This browser is not fully supported by Historic England. Please update your browser to the latest version so that you get the best from our website.

Bowl barrow in Tongue Piece Holt

List Entry Summary

This monument is scheduled under the Ancient Monuments and Archaeological Areas Act 1979 as amended as it appears to the Secretary of State to be of national importance. This entry is a copy, the original is held by the Department for Culture, Media and Sport.

Name: Bowl barrow in Tongue Piece Holt

List entry Number: 1018586

Location

The monument may lie within the boundary of more than one authority.

County: Lincolnshire

District: East Lindsey

District Type: District Authority

Parish: Gayton Le Wold

County: Lincolnshire

District: East Lindsey

District Type: District Authority

Parish: South Willingham

National Park: Not applicable to this List entry.

Grade: Not applicable to this List entry.

Date first scheduled: 16-Feb-1996

Date of most recent amendment: 23-Oct-1998

Legacy System Information

The contents of this record have been generated from a legacy data system.

Legacy System: RSM

UID: 27899

Asset Groupings

This list entry does not comprise part of an Asset Grouping. Asset Groupings are not part of the official record but are added later for information.

List entry Description

Summary of Monument

Legacy Record - This information may be included in the List Entry Details.

Reasons for Designation

Bowl barrows, the most numerous form of round barrow, are funerary monuments dating from the Late Neolithic period to the Late Bronze Age, with most examples belonging to the period 2400-1500 BC. They were constructed as earthen or rubble mounds, sometimes ditched, which covered single or multiple burials. They occur either in isolation or grouped as cemeteries and often acted as a focus for burials in later periods. Often superficially similar, although differing widely in size, they exhibit regional variations in form and a diversity of burial practices. There are over 10,000 surviving bowl barrows recorded nationally (many more have already been destroyed), occurring across most of lowland Britain. Often occupying prominent locations, they are a major historic element in the modern landscape and their considerable variation of form and longevity as a monument type provide important information on the diversity of beliefs and social organisations amongst early prehistoric communities. They are particularly representative of their period and a substantial proportion of surviving examples are considered worthy of protection.

The bowl barrow in Tongue Piece Holt survives in good condition as a substantial earthwork which is largely undisturbed. Valuable archaeological deposits, including funerary remains, will survive within and under the mound and in the fills of the surrounding ditch, providing information concerning the barrow's dating and construction. Environmental evidence preserved in these contexts will contain information on the character of the landscape in which the monument was set. The monument is one of a number of Bronze Age burial mounds associated with the prehistoric trackway now formalised as High Street and with the valley of the River Bain.
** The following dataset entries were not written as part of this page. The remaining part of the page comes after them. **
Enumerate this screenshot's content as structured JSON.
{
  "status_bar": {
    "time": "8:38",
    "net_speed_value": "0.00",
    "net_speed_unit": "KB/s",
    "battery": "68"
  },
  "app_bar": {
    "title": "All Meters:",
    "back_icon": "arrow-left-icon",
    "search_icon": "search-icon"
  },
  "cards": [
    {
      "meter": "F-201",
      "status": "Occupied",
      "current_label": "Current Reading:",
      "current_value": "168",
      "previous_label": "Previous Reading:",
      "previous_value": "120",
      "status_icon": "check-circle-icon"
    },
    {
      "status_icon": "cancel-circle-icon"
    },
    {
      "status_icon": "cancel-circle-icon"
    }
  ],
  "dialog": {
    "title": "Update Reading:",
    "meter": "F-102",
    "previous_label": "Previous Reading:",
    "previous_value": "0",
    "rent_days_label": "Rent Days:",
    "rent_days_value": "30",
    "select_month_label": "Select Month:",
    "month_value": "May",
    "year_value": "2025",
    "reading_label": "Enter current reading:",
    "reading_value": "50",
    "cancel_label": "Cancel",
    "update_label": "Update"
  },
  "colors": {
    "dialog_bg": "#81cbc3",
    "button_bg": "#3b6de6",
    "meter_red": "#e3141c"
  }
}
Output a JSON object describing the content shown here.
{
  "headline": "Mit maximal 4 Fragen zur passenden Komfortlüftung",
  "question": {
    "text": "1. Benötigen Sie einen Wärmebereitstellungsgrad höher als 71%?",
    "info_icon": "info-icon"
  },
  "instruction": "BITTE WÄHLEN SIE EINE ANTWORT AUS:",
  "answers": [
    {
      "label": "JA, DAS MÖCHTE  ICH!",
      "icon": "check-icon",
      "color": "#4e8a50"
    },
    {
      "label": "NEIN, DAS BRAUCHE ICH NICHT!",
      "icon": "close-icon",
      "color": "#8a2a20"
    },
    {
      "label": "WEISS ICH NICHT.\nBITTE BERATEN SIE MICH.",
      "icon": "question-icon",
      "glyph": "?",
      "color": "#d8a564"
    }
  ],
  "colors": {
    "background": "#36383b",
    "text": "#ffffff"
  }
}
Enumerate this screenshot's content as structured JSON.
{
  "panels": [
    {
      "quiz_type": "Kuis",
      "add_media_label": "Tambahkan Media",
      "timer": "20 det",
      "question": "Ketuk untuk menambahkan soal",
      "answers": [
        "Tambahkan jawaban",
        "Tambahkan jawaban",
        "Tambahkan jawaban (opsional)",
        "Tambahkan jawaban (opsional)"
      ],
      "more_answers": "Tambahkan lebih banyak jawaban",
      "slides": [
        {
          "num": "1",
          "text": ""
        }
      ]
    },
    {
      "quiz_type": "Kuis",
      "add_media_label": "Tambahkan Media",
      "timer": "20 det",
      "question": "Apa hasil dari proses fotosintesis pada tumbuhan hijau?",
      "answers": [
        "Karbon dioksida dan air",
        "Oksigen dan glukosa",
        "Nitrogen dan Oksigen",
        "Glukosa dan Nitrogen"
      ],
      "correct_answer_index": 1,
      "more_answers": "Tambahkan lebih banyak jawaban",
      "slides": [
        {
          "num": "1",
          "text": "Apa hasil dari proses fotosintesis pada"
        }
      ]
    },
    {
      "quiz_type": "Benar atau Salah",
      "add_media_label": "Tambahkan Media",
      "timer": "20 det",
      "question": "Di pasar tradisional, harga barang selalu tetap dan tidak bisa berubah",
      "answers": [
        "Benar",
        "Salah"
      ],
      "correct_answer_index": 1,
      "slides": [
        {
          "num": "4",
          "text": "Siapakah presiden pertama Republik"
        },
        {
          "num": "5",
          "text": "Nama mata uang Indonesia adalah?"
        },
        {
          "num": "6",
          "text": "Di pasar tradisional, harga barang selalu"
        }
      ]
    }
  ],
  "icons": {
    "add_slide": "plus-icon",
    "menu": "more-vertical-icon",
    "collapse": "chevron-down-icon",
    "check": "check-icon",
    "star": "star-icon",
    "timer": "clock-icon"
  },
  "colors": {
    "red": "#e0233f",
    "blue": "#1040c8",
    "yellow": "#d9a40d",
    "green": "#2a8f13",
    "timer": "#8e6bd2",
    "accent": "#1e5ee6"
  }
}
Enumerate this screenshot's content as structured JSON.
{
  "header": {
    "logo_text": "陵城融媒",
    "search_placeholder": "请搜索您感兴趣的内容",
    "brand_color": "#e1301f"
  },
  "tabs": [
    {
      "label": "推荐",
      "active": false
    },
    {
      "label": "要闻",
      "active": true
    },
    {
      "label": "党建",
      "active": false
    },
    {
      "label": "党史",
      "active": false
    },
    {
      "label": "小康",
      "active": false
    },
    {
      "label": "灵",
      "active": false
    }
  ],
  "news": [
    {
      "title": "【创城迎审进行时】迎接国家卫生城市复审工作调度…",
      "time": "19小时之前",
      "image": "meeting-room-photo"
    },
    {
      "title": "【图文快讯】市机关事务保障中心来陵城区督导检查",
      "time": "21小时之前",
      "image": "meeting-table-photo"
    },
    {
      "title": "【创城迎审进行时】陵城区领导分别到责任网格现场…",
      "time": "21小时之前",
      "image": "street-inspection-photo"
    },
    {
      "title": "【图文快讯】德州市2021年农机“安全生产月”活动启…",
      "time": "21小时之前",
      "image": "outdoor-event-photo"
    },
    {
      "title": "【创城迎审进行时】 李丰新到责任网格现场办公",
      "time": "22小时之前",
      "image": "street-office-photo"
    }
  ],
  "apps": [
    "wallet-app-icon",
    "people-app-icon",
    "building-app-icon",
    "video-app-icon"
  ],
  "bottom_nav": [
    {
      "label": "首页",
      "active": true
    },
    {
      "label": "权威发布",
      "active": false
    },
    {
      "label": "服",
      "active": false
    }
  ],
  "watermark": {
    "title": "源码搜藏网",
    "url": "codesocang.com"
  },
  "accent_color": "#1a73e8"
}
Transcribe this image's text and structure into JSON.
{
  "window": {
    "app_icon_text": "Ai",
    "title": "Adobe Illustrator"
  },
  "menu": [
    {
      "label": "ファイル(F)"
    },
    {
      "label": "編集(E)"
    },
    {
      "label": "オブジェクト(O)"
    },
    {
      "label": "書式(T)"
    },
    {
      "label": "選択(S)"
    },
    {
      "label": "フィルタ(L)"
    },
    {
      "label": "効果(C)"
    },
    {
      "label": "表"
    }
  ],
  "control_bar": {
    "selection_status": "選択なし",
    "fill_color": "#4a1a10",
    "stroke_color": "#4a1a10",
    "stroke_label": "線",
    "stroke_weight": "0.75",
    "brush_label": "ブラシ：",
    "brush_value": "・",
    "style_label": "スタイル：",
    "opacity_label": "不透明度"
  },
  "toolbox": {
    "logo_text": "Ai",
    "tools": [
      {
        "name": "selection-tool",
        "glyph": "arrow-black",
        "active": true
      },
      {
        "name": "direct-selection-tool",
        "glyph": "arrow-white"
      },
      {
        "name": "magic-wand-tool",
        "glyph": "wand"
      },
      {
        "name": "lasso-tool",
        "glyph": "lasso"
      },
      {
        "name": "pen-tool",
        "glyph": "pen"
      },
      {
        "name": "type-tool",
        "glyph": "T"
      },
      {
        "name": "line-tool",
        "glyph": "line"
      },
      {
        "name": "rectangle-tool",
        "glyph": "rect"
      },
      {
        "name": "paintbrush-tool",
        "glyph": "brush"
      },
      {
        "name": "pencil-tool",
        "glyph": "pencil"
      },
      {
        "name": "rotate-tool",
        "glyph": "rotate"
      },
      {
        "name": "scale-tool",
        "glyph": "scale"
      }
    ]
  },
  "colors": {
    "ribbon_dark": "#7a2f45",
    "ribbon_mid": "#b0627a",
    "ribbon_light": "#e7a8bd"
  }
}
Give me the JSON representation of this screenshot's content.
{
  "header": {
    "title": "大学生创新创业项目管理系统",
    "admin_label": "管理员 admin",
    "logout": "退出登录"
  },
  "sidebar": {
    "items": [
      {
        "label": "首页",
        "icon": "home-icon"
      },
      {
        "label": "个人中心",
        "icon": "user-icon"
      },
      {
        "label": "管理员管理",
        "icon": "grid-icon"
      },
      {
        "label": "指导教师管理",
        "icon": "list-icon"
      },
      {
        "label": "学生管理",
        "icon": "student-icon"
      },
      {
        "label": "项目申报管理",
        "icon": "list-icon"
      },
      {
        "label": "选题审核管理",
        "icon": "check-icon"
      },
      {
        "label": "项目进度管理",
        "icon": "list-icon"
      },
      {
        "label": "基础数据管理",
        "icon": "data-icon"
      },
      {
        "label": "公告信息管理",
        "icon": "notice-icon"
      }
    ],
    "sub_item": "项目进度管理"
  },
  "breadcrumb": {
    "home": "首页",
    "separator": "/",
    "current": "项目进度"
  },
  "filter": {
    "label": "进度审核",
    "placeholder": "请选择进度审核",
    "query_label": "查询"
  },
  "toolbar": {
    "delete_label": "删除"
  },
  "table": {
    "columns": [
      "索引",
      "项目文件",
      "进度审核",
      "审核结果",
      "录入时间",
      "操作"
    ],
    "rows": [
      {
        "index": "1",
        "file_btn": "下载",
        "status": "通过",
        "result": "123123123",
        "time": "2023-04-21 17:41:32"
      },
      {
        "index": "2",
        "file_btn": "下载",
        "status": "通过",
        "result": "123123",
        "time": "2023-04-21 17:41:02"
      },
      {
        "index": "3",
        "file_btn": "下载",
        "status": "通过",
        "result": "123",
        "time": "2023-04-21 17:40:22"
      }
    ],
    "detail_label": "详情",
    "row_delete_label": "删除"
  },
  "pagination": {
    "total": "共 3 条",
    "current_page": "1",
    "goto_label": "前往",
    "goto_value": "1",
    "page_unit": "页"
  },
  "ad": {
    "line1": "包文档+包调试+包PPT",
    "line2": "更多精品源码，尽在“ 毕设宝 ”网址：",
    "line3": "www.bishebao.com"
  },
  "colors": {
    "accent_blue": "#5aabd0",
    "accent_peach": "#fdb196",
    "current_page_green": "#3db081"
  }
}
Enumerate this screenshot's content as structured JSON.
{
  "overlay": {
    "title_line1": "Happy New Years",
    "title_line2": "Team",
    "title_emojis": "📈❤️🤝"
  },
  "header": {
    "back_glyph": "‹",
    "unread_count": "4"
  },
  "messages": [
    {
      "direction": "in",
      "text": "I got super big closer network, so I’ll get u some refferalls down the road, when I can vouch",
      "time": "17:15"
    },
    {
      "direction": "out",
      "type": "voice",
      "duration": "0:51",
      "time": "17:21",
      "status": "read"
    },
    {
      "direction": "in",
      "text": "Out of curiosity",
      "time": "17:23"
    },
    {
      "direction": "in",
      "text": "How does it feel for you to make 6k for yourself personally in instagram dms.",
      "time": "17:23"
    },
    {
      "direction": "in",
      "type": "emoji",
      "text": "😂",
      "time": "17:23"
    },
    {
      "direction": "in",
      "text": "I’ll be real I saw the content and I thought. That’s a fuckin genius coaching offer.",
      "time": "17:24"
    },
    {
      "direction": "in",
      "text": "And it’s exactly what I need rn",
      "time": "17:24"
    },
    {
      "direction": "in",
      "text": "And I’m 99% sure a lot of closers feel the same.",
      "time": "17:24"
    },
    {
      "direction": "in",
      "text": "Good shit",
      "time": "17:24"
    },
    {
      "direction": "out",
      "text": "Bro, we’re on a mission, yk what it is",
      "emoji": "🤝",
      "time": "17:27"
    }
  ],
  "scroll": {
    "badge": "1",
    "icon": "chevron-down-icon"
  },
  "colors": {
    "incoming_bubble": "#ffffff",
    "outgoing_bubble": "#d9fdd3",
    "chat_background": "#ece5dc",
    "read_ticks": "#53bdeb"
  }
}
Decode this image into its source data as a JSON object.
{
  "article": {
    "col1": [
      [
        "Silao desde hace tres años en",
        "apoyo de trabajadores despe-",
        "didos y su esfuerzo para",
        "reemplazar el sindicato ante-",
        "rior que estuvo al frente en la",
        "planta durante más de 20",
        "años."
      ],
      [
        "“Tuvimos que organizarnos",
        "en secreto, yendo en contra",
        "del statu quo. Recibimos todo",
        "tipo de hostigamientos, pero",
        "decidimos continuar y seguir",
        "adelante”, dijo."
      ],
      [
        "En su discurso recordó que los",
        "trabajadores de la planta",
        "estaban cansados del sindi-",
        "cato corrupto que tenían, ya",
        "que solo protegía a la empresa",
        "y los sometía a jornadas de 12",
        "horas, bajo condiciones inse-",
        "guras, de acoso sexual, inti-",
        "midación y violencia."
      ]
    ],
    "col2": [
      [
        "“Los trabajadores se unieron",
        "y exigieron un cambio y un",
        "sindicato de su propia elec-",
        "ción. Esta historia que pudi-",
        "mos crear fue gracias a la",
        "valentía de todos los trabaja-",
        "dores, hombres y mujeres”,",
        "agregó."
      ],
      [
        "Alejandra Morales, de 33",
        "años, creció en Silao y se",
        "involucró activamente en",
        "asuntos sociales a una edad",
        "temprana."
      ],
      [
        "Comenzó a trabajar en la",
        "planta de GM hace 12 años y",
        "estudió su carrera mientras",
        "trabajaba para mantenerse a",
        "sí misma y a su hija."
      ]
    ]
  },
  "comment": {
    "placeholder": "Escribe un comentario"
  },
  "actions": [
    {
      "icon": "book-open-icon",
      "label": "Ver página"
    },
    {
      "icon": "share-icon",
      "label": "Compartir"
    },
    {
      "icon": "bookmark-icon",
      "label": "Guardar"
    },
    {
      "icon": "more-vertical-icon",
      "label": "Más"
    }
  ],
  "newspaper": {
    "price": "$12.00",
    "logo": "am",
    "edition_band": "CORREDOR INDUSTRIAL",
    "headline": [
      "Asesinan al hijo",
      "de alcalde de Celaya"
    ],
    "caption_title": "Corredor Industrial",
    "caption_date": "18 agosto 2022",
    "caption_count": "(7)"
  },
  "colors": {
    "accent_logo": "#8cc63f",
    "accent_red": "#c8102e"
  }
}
These associations pose wider questions concerning both the ritual significance of the location and the demography and settlement patterns in the prehistoric period.

History

Legacy Record - This information may be included in the List Entry Details.

Details

The monument includes the earthwork and buried remains of a bowl barrow located about 130m above sea level on a plateau above and to the west of the River Bain. It is situated in Tongue Piece Holt, an area of woodland immediately adjacent to High Street. The roughly circular rounded mound measures approximately 22.5m in diameter and stands to a maximum height of 1m. Traces of the encircling ditch from which material for the mound would have been quarried are visible as slight depressions in the ground around the eastern perimeter of the barrow mound. Elsewhere the ditch is no longer visible, although the complete circuit is thought to survive buried beneath the present ground surface. The monument is one of a number of Bronze Age burial mounds in the area, including Biscathorpe bowl barrow some 150m to the north (SM 27878), and South Willingham bowl barrow about 400m to the south (SM 27875), all of which are associated with the valley of the River Bain and with High Street which is known to have originated as a prehistoric trackway. These barrows are the subject of separate schedulings. All fences and fenceposts are excluded from the scheduling, although the ground beneath them is included.

MAP EXTRACT The site of the monument is shown on the attached map extract. It includes a 5 metre boundary around the archaeological features, considered to be essential for the monument's support and preservation.

Selected Sources

Legacy Record - This information may be included in the List Entry Details

National Grid Reference: TF 21511 84462

Map

Map
© Crown Copyright and database right 2017. All rights reserved. Ordnance Survey Licence number 100024900.
© British Crown and SeaZone Solutions Limited 2017. All rights reserved. Licence number 102006.006.
Use of this data is subject to Terms and Conditions.

The above map is for quick reference purposes only and may not be to scale. For a copy of the full scale map, please see the attached PDF - 1018586 .pdf

The PDF will be generated from our live systems and may take a few minutes to download depending on how busy our servers are. We apologise for this delay.

This copy shows the entry on 18-Nov-2017 at 08:20:40.

End of official listing